**ABOUT THIS EXERCISE**. Narrow the data below down to the lines containing "chosen".

**DATA FOR THE TASK**.

──────────

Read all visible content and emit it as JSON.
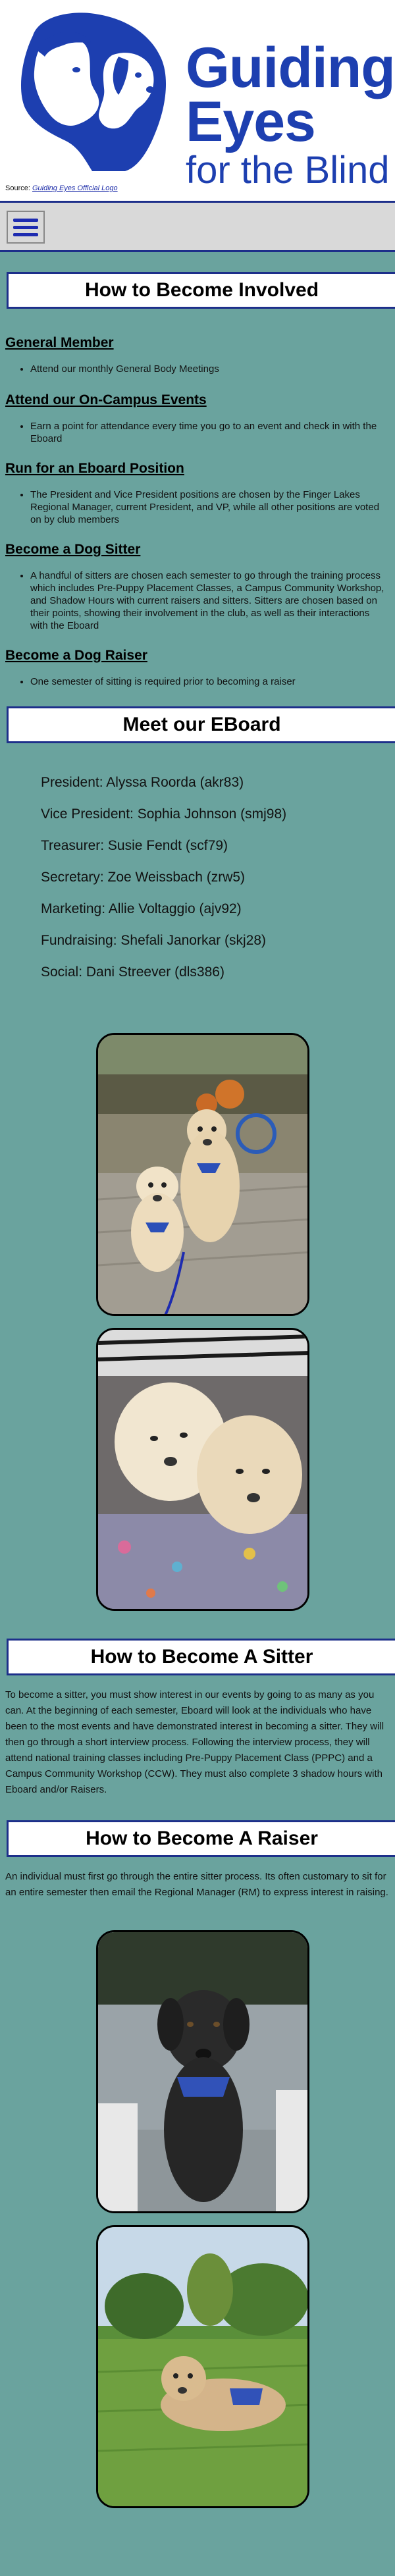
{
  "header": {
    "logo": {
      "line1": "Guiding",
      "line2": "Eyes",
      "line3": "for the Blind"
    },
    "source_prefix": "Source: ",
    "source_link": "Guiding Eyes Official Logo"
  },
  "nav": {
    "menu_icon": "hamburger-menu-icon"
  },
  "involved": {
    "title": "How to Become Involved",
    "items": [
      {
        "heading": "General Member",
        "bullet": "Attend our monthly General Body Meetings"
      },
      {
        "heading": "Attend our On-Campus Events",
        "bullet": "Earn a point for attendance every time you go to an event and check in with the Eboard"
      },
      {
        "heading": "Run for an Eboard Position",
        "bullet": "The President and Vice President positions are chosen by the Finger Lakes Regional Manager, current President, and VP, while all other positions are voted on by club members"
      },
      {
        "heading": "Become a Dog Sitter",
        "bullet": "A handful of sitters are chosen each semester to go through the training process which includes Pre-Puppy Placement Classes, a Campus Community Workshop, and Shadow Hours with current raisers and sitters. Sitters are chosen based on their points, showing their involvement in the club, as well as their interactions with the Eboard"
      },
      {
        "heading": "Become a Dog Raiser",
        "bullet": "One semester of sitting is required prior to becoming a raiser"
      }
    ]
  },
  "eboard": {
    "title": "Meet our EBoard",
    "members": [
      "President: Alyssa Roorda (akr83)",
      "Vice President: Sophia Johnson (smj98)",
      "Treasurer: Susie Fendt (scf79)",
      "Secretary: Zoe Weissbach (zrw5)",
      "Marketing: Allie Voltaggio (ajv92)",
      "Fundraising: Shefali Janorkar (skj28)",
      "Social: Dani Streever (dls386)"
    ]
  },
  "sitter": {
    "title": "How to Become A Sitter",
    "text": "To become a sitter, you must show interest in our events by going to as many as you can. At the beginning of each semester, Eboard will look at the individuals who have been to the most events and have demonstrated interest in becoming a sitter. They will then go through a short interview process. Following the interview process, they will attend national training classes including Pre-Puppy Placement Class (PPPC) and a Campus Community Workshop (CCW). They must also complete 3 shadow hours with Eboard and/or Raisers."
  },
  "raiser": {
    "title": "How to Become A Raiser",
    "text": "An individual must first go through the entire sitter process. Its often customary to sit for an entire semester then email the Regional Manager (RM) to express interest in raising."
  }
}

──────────

**SOLUTION TO THE EXERCISE**.
        "bullet": "The President and Vice President positions are chosen by the Finger Lakes Regional Manager, current President, and VP, while all other positions are voted on by club members"
        "bullet": "A handful of sitters are chosen each semester to go through the training process which includes Pre-Puppy Placement Classes, a Campus Community Workshop, and Shadow Hours with current raisers and sitters. Sitters are chosen based on their points, showing their involvement in the club, as well as their interactions with the Eboard"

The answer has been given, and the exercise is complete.